The excavations carried out between 2013 and 2015 in the lower town and on the acropolis have brought to light two different, monumental public buildings and a portion of the terracing structures and the fortifications of the mound. Four excavation areas were opened, three on the terrace and one on the mound, enabling us to identify different phases in the site’s occupation.
In the lower town (Area A) excavations revealed the presence of an imposing building made from large stone blocks which must have been the principal temple of the town during the Hittite phase, in the Late Bronze Age (14th-12th centuries B.C.). The discovery of this large temple structure is a further element to support the proposed identification of Uşaklı with the city of Zippalanda, centre of the cult of the Storm God near Mount Daha, sacred to the same god and identified with the nearby Mount Kerkenes which dominates the landscape of Uşaklı with its characteristic and imposing contours.

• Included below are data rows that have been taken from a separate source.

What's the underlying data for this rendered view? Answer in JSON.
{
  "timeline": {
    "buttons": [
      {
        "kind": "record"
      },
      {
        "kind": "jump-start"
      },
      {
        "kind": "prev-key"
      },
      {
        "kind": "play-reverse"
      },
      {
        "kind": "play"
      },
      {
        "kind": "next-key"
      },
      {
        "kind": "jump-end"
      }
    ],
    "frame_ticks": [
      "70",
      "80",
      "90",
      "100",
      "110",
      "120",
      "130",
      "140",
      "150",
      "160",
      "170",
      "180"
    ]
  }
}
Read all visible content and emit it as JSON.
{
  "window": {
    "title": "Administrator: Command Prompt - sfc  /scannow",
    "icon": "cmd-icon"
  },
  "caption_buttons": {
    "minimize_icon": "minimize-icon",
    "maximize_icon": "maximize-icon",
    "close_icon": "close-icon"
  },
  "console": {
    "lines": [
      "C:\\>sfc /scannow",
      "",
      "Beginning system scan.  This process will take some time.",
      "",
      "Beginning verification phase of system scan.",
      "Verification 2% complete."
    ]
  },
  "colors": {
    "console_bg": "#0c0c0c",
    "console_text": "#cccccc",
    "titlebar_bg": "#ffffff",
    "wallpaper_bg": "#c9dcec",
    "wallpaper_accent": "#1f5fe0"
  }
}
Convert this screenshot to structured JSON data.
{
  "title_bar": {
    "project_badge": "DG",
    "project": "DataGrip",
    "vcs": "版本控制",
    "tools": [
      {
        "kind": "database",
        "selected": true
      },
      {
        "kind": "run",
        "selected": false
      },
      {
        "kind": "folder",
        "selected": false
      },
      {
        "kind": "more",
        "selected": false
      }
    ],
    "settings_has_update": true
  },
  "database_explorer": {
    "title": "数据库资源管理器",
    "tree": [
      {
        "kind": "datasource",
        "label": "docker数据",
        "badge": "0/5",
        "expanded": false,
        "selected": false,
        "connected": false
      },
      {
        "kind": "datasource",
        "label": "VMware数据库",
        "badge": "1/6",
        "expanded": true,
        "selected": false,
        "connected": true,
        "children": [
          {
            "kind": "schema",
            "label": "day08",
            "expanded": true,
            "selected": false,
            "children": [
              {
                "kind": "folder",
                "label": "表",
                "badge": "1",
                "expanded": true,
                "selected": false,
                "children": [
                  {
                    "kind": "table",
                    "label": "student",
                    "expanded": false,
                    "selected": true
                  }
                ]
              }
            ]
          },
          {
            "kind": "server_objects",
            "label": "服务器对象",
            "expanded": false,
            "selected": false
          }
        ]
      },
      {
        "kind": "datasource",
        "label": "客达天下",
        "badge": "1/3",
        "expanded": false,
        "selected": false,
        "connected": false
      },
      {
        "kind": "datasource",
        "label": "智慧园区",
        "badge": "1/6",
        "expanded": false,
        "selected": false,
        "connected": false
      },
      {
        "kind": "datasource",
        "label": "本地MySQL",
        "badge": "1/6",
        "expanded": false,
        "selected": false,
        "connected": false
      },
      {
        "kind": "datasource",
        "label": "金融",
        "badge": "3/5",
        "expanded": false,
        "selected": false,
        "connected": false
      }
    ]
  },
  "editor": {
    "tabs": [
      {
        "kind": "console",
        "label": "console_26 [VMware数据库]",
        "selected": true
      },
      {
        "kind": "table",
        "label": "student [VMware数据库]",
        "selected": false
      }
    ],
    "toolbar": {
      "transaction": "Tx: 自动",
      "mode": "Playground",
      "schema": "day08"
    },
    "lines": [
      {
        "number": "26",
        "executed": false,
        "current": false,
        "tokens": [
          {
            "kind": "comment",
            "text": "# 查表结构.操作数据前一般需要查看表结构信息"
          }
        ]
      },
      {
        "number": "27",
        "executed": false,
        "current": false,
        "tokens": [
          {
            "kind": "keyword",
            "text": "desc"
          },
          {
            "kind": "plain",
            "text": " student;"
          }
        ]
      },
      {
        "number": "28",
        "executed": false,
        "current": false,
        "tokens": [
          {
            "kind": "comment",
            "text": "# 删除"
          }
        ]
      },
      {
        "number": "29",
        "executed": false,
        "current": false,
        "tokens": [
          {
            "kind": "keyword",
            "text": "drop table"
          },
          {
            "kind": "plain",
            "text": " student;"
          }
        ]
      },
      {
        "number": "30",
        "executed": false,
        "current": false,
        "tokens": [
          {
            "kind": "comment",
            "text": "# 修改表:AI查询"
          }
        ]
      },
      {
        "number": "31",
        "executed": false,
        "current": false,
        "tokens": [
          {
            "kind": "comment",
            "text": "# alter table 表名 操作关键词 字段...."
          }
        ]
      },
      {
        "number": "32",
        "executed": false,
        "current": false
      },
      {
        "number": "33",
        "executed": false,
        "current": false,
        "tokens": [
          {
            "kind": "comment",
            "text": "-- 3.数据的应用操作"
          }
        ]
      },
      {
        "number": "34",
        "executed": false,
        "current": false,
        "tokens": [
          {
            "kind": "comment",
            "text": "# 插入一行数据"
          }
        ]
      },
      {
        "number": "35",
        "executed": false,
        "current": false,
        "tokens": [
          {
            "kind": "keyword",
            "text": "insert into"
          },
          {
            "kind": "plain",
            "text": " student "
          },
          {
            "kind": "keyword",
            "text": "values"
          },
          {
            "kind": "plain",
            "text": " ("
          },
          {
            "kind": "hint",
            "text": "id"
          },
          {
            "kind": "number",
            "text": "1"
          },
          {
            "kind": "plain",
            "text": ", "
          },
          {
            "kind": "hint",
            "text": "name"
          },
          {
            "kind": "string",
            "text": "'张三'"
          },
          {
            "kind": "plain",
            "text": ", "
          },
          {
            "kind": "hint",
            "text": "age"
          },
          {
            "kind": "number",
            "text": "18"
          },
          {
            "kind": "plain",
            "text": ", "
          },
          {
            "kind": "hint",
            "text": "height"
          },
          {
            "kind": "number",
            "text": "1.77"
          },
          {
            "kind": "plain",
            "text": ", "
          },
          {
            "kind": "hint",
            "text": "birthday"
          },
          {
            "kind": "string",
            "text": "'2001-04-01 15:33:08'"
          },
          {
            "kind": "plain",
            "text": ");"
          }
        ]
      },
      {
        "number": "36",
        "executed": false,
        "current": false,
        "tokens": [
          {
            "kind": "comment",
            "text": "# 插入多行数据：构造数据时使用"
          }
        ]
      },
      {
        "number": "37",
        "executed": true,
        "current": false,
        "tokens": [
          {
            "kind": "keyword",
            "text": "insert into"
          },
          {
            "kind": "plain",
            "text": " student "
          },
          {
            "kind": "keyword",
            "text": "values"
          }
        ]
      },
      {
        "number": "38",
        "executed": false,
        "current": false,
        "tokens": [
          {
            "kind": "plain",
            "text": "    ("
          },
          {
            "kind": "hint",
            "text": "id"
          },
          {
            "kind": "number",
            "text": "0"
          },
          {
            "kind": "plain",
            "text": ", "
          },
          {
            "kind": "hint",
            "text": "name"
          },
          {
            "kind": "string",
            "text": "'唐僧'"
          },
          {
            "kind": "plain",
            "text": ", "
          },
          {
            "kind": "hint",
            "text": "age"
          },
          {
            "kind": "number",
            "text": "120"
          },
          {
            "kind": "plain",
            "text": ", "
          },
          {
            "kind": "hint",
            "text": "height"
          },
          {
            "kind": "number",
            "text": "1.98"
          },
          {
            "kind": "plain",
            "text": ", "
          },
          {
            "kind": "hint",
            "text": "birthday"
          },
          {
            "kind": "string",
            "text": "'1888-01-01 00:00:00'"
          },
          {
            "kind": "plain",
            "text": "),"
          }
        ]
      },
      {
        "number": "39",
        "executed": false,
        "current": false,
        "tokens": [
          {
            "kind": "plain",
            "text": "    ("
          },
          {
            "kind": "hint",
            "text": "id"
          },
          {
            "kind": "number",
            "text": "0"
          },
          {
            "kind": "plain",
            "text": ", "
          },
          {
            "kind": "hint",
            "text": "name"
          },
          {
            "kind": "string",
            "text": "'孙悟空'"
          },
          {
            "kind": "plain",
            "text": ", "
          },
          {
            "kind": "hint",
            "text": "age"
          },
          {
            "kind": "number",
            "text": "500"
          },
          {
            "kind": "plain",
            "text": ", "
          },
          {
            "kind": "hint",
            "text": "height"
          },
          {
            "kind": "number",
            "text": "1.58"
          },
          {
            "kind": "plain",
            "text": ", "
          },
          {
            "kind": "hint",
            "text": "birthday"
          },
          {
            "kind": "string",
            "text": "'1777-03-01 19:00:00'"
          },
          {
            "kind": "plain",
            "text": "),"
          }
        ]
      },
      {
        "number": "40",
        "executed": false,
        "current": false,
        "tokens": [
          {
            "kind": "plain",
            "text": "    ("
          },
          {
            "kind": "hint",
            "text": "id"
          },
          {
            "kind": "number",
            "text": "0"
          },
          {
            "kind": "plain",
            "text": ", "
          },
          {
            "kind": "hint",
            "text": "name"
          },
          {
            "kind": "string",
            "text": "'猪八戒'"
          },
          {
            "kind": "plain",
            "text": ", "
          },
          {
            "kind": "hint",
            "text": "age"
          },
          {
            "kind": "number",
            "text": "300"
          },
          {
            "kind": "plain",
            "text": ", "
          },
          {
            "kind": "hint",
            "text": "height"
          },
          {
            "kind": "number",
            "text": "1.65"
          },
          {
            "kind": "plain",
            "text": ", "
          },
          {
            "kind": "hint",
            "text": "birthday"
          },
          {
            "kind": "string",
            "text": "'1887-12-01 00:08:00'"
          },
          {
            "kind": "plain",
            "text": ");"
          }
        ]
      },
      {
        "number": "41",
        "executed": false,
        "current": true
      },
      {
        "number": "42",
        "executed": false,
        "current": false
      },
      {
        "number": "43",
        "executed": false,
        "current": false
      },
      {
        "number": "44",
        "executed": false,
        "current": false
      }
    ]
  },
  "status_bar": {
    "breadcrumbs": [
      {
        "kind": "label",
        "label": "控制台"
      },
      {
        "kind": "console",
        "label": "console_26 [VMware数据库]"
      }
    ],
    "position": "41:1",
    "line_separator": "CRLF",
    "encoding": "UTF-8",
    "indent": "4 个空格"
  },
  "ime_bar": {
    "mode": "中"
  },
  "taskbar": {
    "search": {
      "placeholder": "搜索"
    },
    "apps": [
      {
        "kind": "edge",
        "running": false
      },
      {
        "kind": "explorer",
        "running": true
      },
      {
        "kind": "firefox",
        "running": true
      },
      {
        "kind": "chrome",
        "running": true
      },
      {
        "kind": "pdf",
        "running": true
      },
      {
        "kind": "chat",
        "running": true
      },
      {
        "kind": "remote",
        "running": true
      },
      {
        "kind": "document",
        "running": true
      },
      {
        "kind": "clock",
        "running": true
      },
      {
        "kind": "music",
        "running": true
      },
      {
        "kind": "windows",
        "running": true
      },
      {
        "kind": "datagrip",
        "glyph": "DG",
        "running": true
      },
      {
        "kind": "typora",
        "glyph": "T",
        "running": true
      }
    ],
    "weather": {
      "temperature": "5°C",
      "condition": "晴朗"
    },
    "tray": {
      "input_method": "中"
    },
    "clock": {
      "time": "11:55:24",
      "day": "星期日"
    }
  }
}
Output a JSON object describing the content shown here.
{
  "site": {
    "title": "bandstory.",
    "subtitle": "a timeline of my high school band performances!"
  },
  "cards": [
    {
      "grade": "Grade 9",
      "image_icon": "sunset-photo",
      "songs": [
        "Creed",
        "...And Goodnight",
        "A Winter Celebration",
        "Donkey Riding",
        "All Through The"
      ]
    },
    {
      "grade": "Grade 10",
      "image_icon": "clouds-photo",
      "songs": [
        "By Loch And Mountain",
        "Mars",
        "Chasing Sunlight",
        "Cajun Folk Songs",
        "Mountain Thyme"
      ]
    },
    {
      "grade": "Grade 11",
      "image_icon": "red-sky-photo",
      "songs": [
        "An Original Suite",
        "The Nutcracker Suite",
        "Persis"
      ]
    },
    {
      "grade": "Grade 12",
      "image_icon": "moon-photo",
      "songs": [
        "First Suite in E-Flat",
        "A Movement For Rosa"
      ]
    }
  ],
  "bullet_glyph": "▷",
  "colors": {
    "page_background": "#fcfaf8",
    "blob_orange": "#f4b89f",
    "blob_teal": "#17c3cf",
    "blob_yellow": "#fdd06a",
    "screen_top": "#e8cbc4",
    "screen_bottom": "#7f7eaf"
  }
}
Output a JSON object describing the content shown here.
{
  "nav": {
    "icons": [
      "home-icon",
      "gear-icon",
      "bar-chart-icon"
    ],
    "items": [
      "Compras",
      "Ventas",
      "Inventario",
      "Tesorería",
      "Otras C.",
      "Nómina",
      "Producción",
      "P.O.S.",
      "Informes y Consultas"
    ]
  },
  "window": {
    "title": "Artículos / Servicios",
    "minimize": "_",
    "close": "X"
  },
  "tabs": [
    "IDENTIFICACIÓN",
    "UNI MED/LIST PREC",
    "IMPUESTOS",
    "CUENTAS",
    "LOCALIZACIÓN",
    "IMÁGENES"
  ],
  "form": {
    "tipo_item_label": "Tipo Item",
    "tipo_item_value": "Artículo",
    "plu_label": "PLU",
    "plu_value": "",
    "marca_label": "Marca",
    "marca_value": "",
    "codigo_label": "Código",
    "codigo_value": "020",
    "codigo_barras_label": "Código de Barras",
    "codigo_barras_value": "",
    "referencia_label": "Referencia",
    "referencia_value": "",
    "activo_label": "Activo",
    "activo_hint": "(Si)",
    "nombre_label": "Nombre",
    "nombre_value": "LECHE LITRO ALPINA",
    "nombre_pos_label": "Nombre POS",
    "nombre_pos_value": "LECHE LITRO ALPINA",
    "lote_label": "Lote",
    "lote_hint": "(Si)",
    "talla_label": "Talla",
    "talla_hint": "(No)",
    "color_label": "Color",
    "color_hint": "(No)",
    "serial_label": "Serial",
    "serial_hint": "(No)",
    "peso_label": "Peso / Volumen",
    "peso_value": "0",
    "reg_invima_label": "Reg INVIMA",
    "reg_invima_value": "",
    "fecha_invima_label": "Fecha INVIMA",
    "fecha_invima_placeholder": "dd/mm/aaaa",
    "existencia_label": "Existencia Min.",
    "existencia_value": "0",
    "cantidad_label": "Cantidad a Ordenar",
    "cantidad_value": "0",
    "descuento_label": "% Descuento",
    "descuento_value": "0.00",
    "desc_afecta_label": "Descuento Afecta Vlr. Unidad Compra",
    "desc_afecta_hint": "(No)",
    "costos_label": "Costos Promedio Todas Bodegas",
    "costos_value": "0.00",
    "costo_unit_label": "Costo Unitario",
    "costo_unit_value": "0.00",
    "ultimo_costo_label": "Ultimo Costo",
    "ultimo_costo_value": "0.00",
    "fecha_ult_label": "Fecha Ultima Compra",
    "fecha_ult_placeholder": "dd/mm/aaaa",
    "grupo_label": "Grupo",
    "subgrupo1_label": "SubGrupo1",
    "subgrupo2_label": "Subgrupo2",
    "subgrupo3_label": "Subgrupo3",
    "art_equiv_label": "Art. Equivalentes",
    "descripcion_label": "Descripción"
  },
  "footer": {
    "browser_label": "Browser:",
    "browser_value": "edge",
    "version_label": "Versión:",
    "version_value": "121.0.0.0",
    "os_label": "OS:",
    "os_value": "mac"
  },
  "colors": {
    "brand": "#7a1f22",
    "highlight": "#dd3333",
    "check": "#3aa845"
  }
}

Still on the terrace (Area B) a large building has been identified, the latest phase of which can be dated to the late Roman period.
Halfway down the southern slope of the acropolis (Area D), part of a Hittite palace was brought to light, with a façade of large blocks. This building, which stretched for at least 60 metres along the southern side of the mound, rested upon foundations built over a natural rise.
A large excavation area (Area C), from the summit to the foot of the acropolis, revealed the sophisticated system of fortifications of the citadel during the Iron Age (8th-6th centuries B.C.), consisting of a high sloping earthwork above a massive glacis of large stones